Reproduce each line from the records that holds "Tool".

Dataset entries

• • • •

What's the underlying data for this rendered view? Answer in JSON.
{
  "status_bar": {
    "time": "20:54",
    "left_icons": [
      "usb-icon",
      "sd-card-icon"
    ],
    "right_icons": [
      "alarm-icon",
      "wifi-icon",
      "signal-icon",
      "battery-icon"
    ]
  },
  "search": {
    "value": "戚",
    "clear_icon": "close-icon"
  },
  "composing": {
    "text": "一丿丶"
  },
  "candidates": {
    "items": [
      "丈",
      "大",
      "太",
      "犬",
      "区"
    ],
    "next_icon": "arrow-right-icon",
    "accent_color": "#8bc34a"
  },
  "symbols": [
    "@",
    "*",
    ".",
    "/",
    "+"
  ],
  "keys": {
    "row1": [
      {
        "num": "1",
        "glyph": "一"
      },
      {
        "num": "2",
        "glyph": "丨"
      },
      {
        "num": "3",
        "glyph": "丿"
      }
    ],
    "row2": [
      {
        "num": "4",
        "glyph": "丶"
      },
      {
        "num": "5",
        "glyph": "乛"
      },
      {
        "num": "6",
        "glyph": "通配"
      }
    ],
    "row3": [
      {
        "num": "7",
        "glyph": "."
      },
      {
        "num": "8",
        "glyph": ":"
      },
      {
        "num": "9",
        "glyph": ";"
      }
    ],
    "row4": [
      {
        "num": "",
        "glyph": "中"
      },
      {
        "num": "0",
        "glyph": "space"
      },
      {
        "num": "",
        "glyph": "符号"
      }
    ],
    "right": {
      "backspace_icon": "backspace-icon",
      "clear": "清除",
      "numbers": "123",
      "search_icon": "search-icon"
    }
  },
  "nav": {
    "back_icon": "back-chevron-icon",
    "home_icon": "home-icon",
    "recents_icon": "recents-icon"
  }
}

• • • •

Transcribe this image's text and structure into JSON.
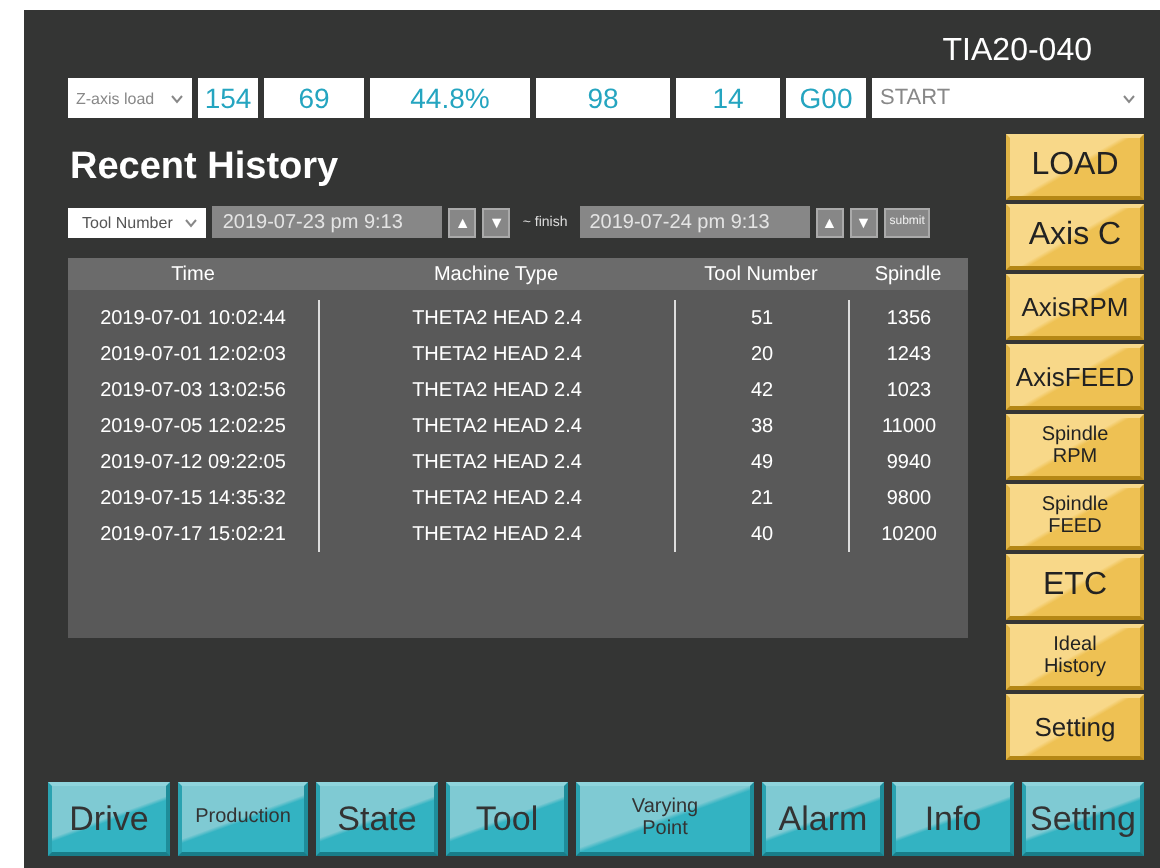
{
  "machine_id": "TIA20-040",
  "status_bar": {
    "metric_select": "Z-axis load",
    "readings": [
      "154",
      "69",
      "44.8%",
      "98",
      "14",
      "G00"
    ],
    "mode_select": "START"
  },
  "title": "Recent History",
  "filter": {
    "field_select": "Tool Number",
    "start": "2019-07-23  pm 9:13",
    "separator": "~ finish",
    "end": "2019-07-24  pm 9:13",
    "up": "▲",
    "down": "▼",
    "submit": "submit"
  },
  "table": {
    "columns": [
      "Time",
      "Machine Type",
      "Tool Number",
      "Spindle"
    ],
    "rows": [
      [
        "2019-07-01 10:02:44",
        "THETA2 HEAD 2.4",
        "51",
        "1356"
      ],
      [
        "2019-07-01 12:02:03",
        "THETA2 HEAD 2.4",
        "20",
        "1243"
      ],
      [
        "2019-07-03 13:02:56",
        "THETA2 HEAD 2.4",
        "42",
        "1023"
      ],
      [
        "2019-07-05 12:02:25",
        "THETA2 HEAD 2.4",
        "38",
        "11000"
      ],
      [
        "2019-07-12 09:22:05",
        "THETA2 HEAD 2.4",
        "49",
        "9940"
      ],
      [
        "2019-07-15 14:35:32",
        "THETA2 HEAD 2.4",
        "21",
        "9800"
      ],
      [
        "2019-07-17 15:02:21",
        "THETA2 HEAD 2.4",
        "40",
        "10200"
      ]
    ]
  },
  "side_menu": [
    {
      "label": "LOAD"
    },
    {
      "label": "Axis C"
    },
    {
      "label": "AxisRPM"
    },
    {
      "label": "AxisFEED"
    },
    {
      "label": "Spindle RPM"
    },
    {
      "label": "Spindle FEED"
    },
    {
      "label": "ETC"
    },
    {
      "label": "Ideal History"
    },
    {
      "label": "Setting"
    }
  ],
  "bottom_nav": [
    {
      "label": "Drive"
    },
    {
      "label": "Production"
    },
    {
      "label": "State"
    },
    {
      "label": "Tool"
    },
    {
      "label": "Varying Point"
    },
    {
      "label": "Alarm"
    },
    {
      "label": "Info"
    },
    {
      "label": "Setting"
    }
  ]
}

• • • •

◆ **Answer section**:
    "field_select": "Tool Number",
      "Tool Number",
      "label": "Tool"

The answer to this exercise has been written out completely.